Janet Evans(Photo: Robert Laberge, Getty Images)

In addition to their amazing natural ability, Olympians make astounding commitments to their sports and they make monumental sacrifices to succeed. There is a reason why we place them on pedestals.

Olympians are still human, however, and the higher we place them the farther they fall from time to time. Over the decades, some Olympic athletes have demonstrated very poor behavior after their events.

Swimmer Janet Evans has seen it all. Evans, a four-time gold medal winner and veteran of three Olympic Games is gunning for her fourth Olympic competition this summer. "There is such a huge build up to your event, so when it's over it's just a huge release," Evans says. "And when you get all these Olympic athletes together in Olympic Village and they're all experiencing the same thing, they can get into some trouble."

Janet Evans

Timm Peddie was the top-seeded cyclist on the 1992 U.S. Olympic team, and he chose not to stay in Barcelona's Olympic Village for that very reason. "Olympic-caliber athletes are so focused for at least one year, then they get into Olympic Village and it's the same kind of bio-social norm. Then after people finish their events it turns into a huge athlete party and many of them are pretty young, you know 16 or 17, so they go crazy, like the first week of college, but everything is free so it is accelerated."
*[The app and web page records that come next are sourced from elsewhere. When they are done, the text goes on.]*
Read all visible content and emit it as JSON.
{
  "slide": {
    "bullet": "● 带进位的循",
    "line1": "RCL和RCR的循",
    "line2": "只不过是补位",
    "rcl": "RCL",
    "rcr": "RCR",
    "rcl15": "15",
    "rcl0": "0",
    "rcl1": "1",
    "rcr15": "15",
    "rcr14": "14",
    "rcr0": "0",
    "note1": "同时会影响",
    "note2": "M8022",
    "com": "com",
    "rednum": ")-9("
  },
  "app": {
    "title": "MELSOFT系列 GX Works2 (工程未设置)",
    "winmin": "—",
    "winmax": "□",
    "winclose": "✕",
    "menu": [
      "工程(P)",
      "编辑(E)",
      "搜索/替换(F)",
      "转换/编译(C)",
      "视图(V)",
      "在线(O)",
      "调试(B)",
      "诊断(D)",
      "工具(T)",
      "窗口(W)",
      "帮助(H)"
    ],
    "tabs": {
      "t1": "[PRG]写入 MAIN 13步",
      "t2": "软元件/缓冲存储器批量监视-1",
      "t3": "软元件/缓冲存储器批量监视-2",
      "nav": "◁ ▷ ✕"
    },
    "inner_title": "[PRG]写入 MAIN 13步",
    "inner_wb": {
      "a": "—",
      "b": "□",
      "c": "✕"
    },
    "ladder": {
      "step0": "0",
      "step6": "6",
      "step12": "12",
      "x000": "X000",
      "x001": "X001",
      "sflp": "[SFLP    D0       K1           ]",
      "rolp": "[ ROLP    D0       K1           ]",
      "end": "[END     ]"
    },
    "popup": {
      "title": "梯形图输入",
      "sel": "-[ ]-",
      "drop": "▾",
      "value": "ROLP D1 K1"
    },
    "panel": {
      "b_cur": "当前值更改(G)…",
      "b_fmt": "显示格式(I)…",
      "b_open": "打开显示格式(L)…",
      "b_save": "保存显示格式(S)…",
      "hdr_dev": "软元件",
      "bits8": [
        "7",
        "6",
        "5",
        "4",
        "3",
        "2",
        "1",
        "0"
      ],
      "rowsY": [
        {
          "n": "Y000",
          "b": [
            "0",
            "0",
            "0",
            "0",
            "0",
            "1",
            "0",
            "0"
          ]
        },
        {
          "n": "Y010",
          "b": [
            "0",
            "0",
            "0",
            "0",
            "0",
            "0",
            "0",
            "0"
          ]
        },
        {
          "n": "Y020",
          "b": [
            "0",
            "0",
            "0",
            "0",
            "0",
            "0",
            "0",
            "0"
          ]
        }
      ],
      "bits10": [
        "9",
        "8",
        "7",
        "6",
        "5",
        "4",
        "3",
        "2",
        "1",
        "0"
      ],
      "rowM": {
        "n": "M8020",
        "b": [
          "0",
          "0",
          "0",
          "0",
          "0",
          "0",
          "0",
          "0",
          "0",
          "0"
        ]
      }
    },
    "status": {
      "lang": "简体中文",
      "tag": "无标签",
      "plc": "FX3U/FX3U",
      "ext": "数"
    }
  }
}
Peddie goes on to say that "finishing your event is like a catharsis. People who had their event in the beginning would go crazy every day until the closing ceremonies, and with everything being free a lot of people exploit it."

So with that, let's reflect on what we've learned from some of the less-than-admirable moments in Olympics history.